### PROBLEM TO SOLVE
From the data that follows, copy every line holding the string "userNames".

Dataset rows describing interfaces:
-=-=-

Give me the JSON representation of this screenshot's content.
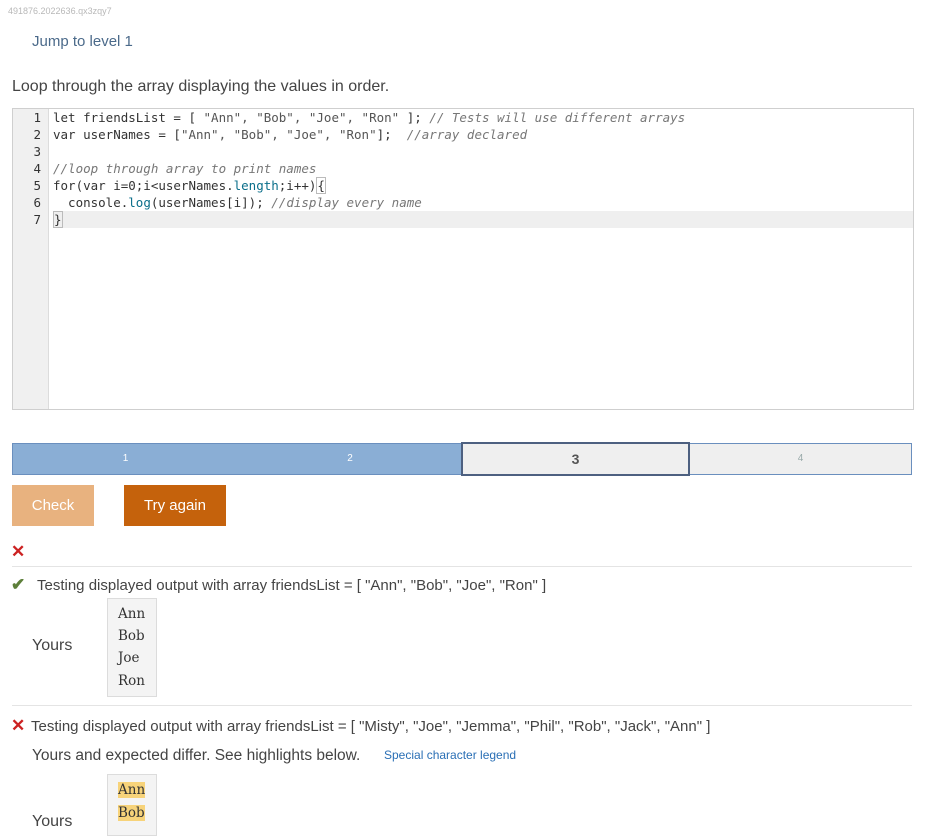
{
  "header": {
    "id_text": "491876.2022636.qx3zqy7",
    "jump_link": "Jump to level 1",
    "instructions": "Loop through the array displaying the values in order."
  },
  "editor": {
    "line_numbers": [
      "1",
      "2",
      "3",
      "4",
      "5",
      "6",
      "7"
    ],
    "lines": {
      "l1_a": "let friendsList = [ ",
      "l1_b": "\"Ann\", \"Bob\", \"Joe\", \"Ron\"",
      "l1_c": " ]; ",
      "l1_d": "// Tests will use different arrays",
      "l2_a": "var userNames = [",
      "l2_b": "\"Ann\", \"Bob\", \"Joe\", \"Ron\"",
      "l2_c": "];  ",
      "l2_d": "//array declared",
      "l4": "//loop through array to print names",
      "l5_a": "for(var i=0;i<userNames.",
      "l5_b": "length",
      "l5_c": ";i++)",
      "l5_d": "{",
      "l6_a": "  console.",
      "l6_b": "log",
      "l6_c": "(userNames[i]); ",
      "l6_d": "//display every name",
      "l7": "}"
    }
  },
  "progress": {
    "segments": [
      "1",
      "2",
      "3",
      "4"
    ],
    "current": 3,
    "completed": 2
  },
  "buttons": {
    "check": "Check",
    "try_again": "Try again"
  },
  "results": {
    "overall_mark": "✕",
    "test1": {
      "mark": "✔",
      "text": "Testing displayed output with array friendsList = [ \"Ann\", \"Bob\", \"Joe\", \"Ron\" ]",
      "yours_label": "Yours",
      "output": [
        "Ann",
        "Bob",
        "Joe",
        "Ron"
      ]
    },
    "test2": {
      "mark": "✕",
      "text": "Testing displayed output with array friendsList = [ \"Misty\", \"Joe\", \"Jemma\", \"Phil\", \"Rob\", \"Jack\", \"Ann\" ]",
      "differ_text": "Yours and expected differ. See highlights below.",
      "legend_link": "Special character legend",
      "yours_label": "Yours",
      "output": [
        "Ann",
        "Bob"
      ]
    }
  },
  "colors": {
    "progress_done": "#8aaed5",
    "check_button": "#e8b27f",
    "try_again_button": "#c5620c",
    "error": "#cc2222",
    "success": "#5d7f3a",
    "diff_highlight": "#f7d37a"
  }
}
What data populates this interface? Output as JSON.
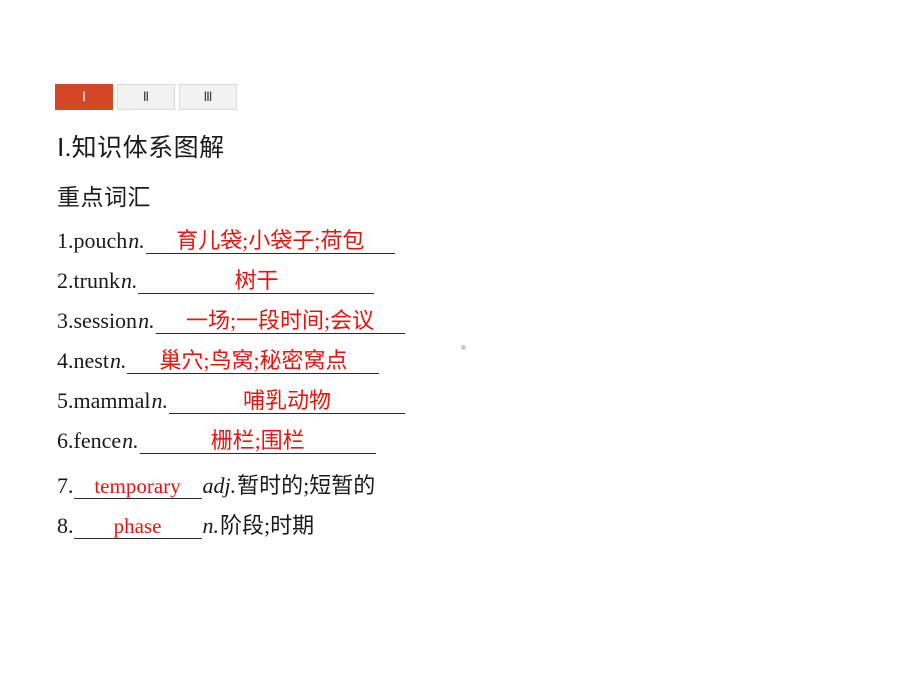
{
  "tabs": [
    {
      "label": "Ⅰ",
      "state": "active"
    },
    {
      "label": "Ⅱ",
      "state": "inactive"
    },
    {
      "label": "Ⅲ",
      "state": "inactive"
    }
  ],
  "headings": {
    "section_title": "Ⅰ.知识体系图解",
    "sub_title": "重点词汇"
  },
  "colors": {
    "active_tab_bg": "#d24726",
    "inactive_tab_bg": "#f2f2f2",
    "answer_red": "#e8140c",
    "text_dark": "#1a1a1a"
  },
  "vocab": [
    {
      "num": "1.",
      "word": "pouch",
      "pos": "n.",
      "answer": "育儿袋;小袋子;荷包",
      "answer_kind": "cn",
      "tail": "",
      "blank_width": 245
    },
    {
      "num": "2.",
      "word": "trunk",
      "pos": "n.",
      "answer": "树干",
      "answer_kind": "cn",
      "tail": "",
      "blank_width": 232
    },
    {
      "num": "3.",
      "word": "session",
      "pos": "n.",
      "answer": "一场;一段时间;会议",
      "answer_kind": "cn",
      "tail": "",
      "blank_width": 245
    },
    {
      "num": "4.",
      "word": "nest",
      "pos": "n.",
      "answer": "巢穴;鸟窝;秘密窝点",
      "answer_kind": "cn",
      "tail": "",
      "blank_width": 248
    },
    {
      "num": "5.",
      "word": "mammal",
      "pos": "n.",
      "answer": "哺乳动物",
      "answer_kind": "cn",
      "tail": "",
      "blank_width": 232
    },
    {
      "num": "6.",
      "word": "fence",
      "pos": "n.",
      "answer": "栅栏;围栏",
      "answer_kind": "cn",
      "tail": "",
      "blank_width": 232
    },
    {
      "num": "7.",
      "word": "",
      "pos": "adj.",
      "answer": "temporary",
      "answer_kind": "en",
      "tail": "暂时的;短暂的",
      "blank_width": 124
    },
    {
      "num": "8.",
      "word": "",
      "pos": "n.",
      "answer": "phase",
      "answer_kind": "en",
      "tail": "阶段;时期",
      "blank_width": 124
    }
  ]
}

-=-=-

### RESPONSE TO THE EXERCISE
      "l2_a": "var userNames = [",
      "l5_a": "for(var i=0;i<userNames.",
      "l6_c": "(userNames[i]); ",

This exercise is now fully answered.